:: Supplied records ::

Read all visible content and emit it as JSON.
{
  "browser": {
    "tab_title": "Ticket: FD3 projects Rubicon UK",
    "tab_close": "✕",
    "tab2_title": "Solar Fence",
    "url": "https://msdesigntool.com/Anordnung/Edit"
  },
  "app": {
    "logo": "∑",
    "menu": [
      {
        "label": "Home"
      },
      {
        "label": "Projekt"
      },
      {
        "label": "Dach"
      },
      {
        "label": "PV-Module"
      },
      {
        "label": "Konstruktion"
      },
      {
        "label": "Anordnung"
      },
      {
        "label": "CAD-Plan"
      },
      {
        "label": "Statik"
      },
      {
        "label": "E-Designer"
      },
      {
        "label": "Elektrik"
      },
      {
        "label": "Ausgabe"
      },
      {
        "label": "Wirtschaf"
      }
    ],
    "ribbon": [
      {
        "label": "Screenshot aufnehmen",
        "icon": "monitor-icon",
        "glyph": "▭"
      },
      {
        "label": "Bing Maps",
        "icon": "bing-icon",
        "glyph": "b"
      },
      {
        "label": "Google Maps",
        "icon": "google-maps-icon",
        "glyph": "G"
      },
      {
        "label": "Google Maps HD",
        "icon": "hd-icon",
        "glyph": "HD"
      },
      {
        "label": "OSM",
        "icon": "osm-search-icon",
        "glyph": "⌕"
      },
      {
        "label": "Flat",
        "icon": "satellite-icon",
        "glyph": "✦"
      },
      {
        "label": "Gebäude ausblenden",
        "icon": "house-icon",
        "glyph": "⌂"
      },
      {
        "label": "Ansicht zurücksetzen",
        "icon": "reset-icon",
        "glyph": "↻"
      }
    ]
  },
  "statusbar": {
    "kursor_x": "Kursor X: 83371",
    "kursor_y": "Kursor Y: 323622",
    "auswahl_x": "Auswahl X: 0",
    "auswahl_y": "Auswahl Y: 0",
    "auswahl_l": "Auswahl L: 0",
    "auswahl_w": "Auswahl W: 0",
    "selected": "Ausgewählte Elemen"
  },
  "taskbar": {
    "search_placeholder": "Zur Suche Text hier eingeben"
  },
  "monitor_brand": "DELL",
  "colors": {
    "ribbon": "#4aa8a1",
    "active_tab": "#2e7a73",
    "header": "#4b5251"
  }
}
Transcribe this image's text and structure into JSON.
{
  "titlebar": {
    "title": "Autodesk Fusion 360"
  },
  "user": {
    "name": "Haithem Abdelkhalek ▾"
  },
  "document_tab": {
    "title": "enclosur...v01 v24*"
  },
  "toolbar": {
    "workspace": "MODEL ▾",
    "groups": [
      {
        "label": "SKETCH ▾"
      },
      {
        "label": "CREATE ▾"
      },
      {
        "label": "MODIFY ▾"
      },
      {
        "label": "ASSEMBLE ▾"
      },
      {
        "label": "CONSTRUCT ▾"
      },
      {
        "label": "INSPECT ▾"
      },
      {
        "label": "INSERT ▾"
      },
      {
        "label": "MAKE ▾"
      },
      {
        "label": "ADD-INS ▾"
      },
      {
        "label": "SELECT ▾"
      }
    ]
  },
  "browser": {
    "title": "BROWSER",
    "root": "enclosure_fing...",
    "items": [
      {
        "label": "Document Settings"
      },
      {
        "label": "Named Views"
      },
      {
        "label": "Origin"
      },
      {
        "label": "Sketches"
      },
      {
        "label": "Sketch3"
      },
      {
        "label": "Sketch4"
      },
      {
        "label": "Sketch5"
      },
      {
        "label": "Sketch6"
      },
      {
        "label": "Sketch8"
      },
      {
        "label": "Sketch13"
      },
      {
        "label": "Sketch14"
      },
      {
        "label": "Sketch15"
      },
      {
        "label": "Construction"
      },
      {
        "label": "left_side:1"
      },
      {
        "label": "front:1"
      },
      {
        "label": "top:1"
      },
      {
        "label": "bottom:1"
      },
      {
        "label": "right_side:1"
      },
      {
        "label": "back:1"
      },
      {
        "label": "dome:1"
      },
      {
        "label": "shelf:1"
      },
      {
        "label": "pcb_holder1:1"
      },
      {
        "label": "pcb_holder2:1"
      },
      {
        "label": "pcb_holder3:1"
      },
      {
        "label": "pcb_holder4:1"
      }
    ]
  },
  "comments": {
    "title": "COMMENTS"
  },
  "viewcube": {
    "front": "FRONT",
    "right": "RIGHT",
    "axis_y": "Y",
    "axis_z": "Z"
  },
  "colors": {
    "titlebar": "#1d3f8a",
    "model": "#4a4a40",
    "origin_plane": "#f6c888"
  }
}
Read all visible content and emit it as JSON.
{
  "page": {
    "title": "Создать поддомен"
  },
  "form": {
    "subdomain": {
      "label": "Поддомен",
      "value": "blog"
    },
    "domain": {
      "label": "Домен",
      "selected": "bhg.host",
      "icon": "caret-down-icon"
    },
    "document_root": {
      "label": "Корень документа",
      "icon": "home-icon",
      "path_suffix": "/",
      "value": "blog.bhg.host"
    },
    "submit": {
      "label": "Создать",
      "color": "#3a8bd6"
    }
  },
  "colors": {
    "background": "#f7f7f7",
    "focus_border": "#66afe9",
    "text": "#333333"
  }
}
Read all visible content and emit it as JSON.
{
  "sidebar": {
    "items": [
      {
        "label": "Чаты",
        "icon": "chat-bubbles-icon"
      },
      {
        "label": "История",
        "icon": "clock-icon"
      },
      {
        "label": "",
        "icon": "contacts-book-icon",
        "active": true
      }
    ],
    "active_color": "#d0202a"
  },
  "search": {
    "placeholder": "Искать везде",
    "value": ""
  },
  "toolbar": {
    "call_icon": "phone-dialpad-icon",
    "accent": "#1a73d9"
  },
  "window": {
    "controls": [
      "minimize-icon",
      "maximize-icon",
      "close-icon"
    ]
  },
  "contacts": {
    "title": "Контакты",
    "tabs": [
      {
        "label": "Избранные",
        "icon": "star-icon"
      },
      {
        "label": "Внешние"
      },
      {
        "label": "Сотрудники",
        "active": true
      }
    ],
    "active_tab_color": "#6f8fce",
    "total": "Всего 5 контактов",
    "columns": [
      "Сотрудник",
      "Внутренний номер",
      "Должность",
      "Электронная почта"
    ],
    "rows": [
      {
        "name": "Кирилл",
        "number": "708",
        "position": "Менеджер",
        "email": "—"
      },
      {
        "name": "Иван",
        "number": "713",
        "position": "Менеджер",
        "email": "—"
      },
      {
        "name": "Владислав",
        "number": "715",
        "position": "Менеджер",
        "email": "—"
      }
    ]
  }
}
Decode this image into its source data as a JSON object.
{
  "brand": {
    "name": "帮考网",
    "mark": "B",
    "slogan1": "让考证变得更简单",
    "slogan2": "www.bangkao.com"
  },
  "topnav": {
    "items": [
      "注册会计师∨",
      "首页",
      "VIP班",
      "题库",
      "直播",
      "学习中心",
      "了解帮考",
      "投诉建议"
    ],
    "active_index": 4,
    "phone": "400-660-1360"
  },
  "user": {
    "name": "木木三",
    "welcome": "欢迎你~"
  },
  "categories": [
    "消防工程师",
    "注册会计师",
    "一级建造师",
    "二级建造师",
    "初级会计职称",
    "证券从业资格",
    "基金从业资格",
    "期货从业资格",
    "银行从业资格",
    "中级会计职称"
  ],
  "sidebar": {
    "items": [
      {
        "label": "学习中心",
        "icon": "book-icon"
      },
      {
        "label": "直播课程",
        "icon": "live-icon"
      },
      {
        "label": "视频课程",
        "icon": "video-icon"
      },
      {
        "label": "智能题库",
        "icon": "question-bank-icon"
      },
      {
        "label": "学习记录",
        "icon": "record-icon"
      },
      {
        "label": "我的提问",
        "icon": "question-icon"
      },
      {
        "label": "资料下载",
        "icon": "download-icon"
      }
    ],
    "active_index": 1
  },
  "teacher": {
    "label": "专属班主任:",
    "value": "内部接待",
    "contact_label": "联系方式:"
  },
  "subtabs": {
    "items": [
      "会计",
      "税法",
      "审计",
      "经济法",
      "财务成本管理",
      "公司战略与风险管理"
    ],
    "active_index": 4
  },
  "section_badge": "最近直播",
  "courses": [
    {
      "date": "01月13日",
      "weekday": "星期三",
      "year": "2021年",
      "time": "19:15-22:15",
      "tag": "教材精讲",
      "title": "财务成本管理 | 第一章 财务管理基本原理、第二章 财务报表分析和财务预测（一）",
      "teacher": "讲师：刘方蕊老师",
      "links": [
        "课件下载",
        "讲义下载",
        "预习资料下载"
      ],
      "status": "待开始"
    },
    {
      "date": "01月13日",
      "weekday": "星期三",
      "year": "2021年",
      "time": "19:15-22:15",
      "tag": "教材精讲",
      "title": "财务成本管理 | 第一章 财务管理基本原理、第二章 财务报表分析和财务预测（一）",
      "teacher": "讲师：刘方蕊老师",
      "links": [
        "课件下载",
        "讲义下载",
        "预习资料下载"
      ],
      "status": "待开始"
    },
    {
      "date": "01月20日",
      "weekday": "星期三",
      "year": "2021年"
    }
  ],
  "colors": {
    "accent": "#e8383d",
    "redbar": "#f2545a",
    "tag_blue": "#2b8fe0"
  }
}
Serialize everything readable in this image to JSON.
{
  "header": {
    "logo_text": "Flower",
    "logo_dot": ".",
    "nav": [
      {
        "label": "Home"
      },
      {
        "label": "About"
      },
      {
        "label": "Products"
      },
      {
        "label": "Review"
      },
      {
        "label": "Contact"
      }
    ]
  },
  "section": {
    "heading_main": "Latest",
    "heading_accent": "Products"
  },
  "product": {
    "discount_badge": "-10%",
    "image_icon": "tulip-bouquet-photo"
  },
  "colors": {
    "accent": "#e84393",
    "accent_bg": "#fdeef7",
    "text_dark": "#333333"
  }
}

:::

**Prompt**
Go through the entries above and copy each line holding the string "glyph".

**Answer for this exercise**
        "glyph": "▭"
        "glyph": "b"
        "glyph": "G"
        "glyph": "HD"
        "glyph": "⌕"
        "glyph": "✦"
        "glyph": "⌂"
        "glyph": "↻"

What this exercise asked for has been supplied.